CD19, which is broadly expressed across all subtypes of B-cell malignancies, is a type I transmembrane glycoprotein belonging to the immunoglobulin superfamily.  It is present on B cells from earliest recognizable B-lineage cells during development (at the point of B lineage commitment during the differentiation of the hematopoietic stem cell) to B-cell blasts but is lost on maturation to plasma cells and plays a critical role in establishing an optimal immune response by regulating B-cell receptor (BCR)- dependent as well as BCR–independent signaling pathways.
Because B lineage leukemias and lymphomas rarely lose CD19 expression, and since CD19 is not expressed in the pluripotent stem cell, CD19 has been used to diagnose cancers that arise from B cells. It has also become the target for a variety of immunotherapeutic agents. Most current experimental anti-CD19 drugs in development work by exploiting the presence of CD19 to direct treatment specifically towards B-cell cancers. Studies have shown that expression of CD19 is maintained in B-lineage cells that have undergone neoplastic transformation, and therefore CD19 is useful in diagnosis of leukemias and lymphomas using monoclonal antibodies and flow cytometry. 
In late February 2016 Seattle Genetics, a biotechnology company focused on the development and commercialization of innovative antibody-based therapies designed to harness the targeting ability of antibodies to deliver cell-killing agents directly to cancer cells, announced initiation of a phase I clinical trial of SGN-CD19B for relapsed or refractory patients with two subtypes of B-cell non-Hodgkin lymphoma (NHL): diffuse large B-cell lymphoma and grade 3 follicular lymphoma. The trial is designed to assess the safety and antitumor activity of SGN-CD19B.
Pyrrolobenzodiazepine (PBD) dimer

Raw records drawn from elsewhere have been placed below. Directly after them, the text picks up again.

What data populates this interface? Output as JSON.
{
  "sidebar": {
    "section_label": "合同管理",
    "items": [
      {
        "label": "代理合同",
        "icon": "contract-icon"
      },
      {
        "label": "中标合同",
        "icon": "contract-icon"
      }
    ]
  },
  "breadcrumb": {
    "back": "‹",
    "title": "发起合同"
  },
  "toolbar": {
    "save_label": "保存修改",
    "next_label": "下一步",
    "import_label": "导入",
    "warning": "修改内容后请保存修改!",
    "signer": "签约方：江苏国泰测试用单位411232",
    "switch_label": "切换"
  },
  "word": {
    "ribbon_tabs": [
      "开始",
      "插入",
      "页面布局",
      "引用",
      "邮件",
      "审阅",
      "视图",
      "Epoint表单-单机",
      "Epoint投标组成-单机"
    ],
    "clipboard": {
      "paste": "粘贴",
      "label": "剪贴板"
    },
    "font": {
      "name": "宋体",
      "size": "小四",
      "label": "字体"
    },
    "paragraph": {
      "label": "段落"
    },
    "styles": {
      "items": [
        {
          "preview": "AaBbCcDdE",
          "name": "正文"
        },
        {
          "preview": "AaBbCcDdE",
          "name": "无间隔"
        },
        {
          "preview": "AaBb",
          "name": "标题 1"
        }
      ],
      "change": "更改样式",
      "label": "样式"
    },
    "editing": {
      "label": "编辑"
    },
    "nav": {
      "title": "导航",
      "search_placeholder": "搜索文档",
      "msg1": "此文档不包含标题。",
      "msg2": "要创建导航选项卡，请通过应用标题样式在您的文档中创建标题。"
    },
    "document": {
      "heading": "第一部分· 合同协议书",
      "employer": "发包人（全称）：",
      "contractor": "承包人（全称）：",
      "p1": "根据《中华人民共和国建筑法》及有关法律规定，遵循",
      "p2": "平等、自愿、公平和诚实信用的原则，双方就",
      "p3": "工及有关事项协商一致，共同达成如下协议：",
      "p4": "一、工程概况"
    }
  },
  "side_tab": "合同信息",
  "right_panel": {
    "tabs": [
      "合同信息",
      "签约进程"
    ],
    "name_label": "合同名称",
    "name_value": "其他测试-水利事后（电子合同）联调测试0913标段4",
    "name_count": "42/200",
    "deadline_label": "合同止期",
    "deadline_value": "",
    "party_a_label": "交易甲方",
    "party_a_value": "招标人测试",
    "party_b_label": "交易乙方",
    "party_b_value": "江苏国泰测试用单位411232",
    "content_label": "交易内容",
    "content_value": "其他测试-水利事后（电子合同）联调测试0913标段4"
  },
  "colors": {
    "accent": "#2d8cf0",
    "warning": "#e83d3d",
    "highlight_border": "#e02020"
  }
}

The antibody-drug conjugate SGN-CD19B is composed of a humanized, anti-CD19, antibody (hBU12ec) attached to two molecules of a highly potent DNA-crosslinking agent called a pyrrolobenzodiazepine (PBD) dimer (SGD-1882), via a proprietary site-specific conjugation technology to a monoclonal antibody with engineered cysteines (EC-mAb).
PBD dimers are significantly more potent than systemic chemotherapeutic drugs, and site-specific conjugation technology (EC-mAb) allows uniform drug-loading of the cell-killing PBD dimer to the anti-CD19 antibody. The ADC is designed to be stable in the bloodstream and to release its potent DNA binding agent upon internalization into CD19-expressing cells.

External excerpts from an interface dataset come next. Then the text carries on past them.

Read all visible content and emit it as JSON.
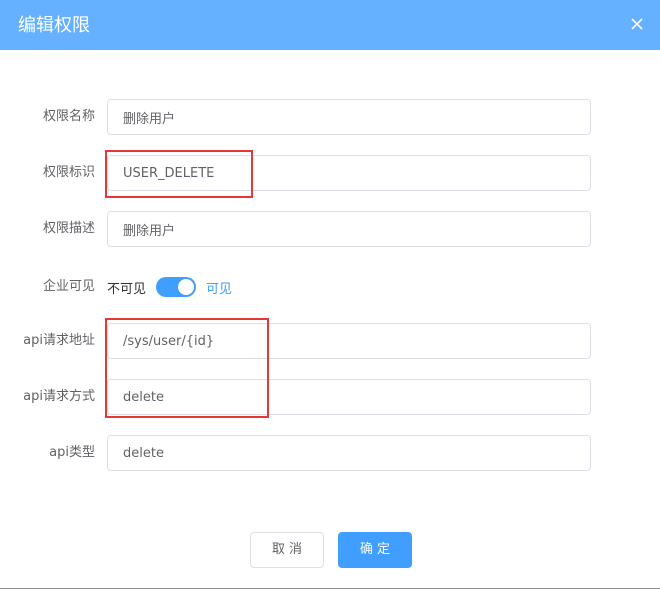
{
  "dialog": {
    "title": "编辑权限",
    "close_icon": "close-icon"
  },
  "form": {
    "name_label": "权限名称",
    "name_value": "删除用户",
    "code_label": "权限标识",
    "code_value": "USER_DELETE",
    "desc_label": "权限描述",
    "desc_value": "删除用户",
    "visible_label": "企业可见",
    "visible_off_text": "不可见",
    "visible_on_text": "可见",
    "visible_state": true,
    "api_url_label": "api请求地址",
    "api_url_value": "/sys/user/{id}",
    "api_method_label": "api请求方式",
    "api_method_value": "delete",
    "api_type_label": "api类型",
    "api_type_value": "delete"
  },
  "footer": {
    "cancel_label": "取消",
    "confirm_label": "确定"
  },
  "colors": {
    "header_bg": "#66b1ff",
    "primary": "#409eff",
    "highlight": "#e53935"
  }
}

Distinct mechanism of action
As presented during the 2015 meeting of the American Society of Hematology, fluorescence microscopy studies demonstrat that SGN-CD19B is rapidly internalized and traffics to lysosomes within hours of binding to CD19-positive tumor cell lines. Following uptake, SGN-CD19B induces DNA damage as measured by phosphorylation of histone 2AX. This damage subsequently leads to G2-M cell cycle arrest, caspase-3/7 activation, formation of cleaved poly ADP-ribose polymerase and cell death. 

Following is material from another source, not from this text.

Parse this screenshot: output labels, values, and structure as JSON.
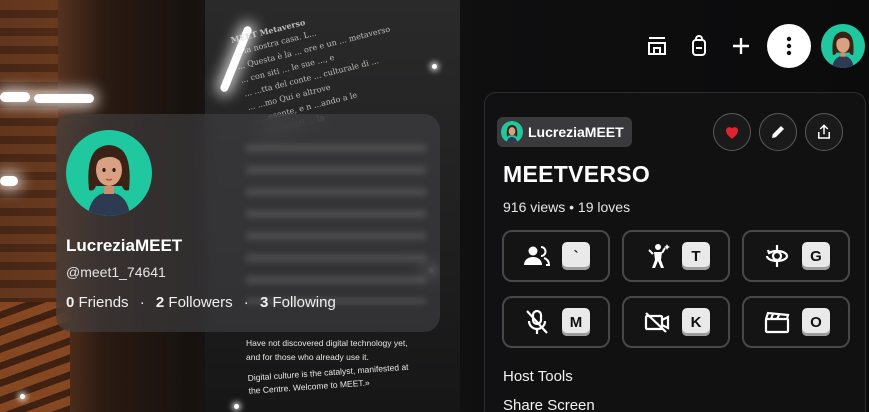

“With SGN-CD19A and SGN-CD19B, we are evaluating two clinical-stage ADCs directed against CD19 utilizing different ADC technologies with distinct mechanisms of action, which may result in differentiated clinical profiles and utility in NHL. Together with ADCETRIS (brentuximab vedotin), these programs are a part of our extensive efforts to improve outcomes for patients with lymphoma,” Seattle Genetic’s Drachman noted.
The study is a phase I, open-label, multi-center, dose-escalation clinical trial. The primary endpoints are the estimation of the maximum tolerated dose and evaluation of the safety of SGN-CD19B. In addition, the trial will evaluate antitumor activity, pharmacokinetics, objective response rate and progression-free survival.
The study is designed to evaluate SGN-CD19B administered every four or six weeks and will enroll up to approximately 100 relapsed or refractory patients at multiple centers in the United States.